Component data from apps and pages
# # #

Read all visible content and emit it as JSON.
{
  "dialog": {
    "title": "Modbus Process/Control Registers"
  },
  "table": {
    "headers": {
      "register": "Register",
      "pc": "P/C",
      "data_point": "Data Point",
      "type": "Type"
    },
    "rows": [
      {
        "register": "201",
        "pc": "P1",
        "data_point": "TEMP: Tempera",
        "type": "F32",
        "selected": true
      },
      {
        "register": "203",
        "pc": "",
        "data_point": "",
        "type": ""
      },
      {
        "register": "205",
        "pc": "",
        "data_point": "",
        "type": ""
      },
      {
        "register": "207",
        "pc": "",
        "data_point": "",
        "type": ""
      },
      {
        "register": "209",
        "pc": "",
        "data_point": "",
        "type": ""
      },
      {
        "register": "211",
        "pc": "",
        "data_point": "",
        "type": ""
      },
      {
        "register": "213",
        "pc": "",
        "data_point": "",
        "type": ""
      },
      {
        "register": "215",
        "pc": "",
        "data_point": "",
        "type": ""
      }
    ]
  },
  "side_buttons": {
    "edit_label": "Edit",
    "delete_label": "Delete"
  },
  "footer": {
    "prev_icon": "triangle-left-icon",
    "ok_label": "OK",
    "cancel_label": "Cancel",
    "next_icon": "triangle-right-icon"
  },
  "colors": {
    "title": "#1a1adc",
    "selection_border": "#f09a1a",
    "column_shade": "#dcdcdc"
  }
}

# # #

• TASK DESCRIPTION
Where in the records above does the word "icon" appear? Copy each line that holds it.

• REPLY
    "prev_icon": "triangle-left-icon",
    "next_icon": "triangle-right-icon"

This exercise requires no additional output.